Please retype the records below exactly as they appear, leaving out every picture.

- _Extracted records_:
+---+

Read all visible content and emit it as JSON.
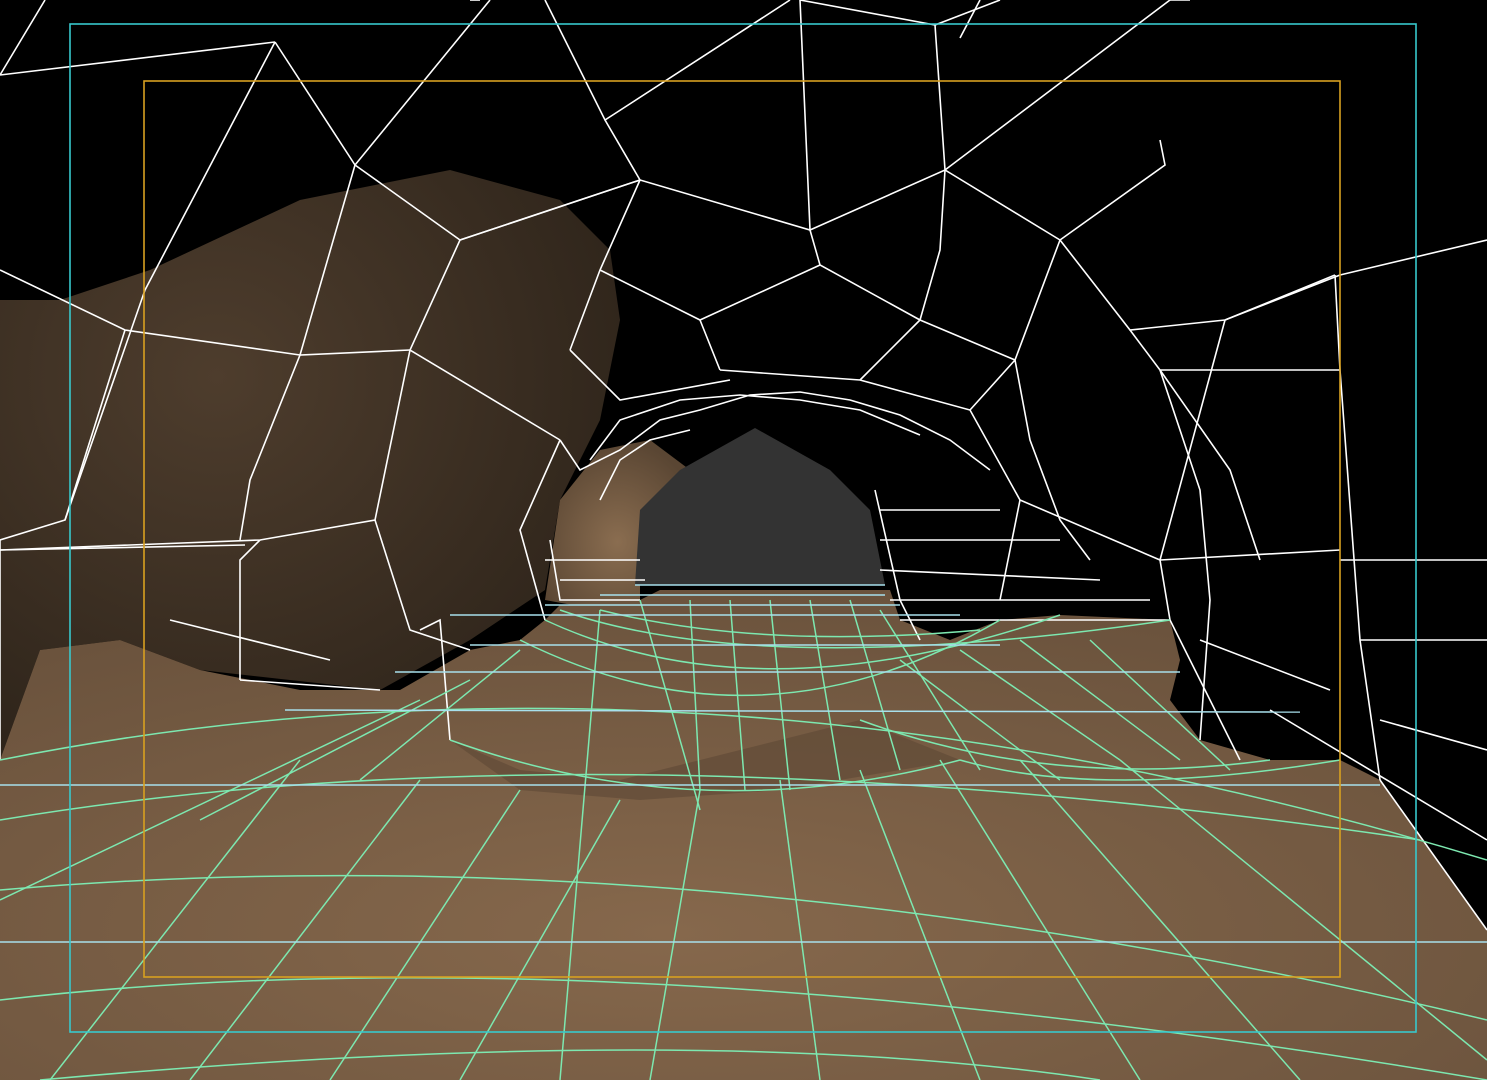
{
  "viewport": {
    "background": "#000000",
    "shading": {
      "floor_light": "#86684c",
      "floor_dark": "#6b533d",
      "left_wall": "#4a3a2b",
      "tunnel_end": "#333333"
    },
    "wire_colors": {
      "mesh": "#ffffff",
      "floor_mesh": "#7de8b0",
      "tunnel_floor": "#a8e0ec"
    },
    "guides": {
      "safe_action_color": "#38c8cc",
      "safe_title_color": "#d8a020"
    }
  }
}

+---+

- _Solution for this exercise_:
Read all visible content and emit it as JSON.
{
  "viewport": {
    "background": "#000000",
    "shading": {
      "floor_light": "#86684c",
      "floor_dark": "#6b533d",
      "left_wall": "#4a3a2b",
      "tunnel_end": "#333333"
    },
    "wire_colors": {
      "mesh": "#ffffff",
      "floor_mesh": "#7de8b0",
      "tunnel_floor": "#a8e0ec"
    },
    "guides": {
      "safe_action_color": "#38c8cc",
      "safe_title_color": "#d8a020"
    }
  }
}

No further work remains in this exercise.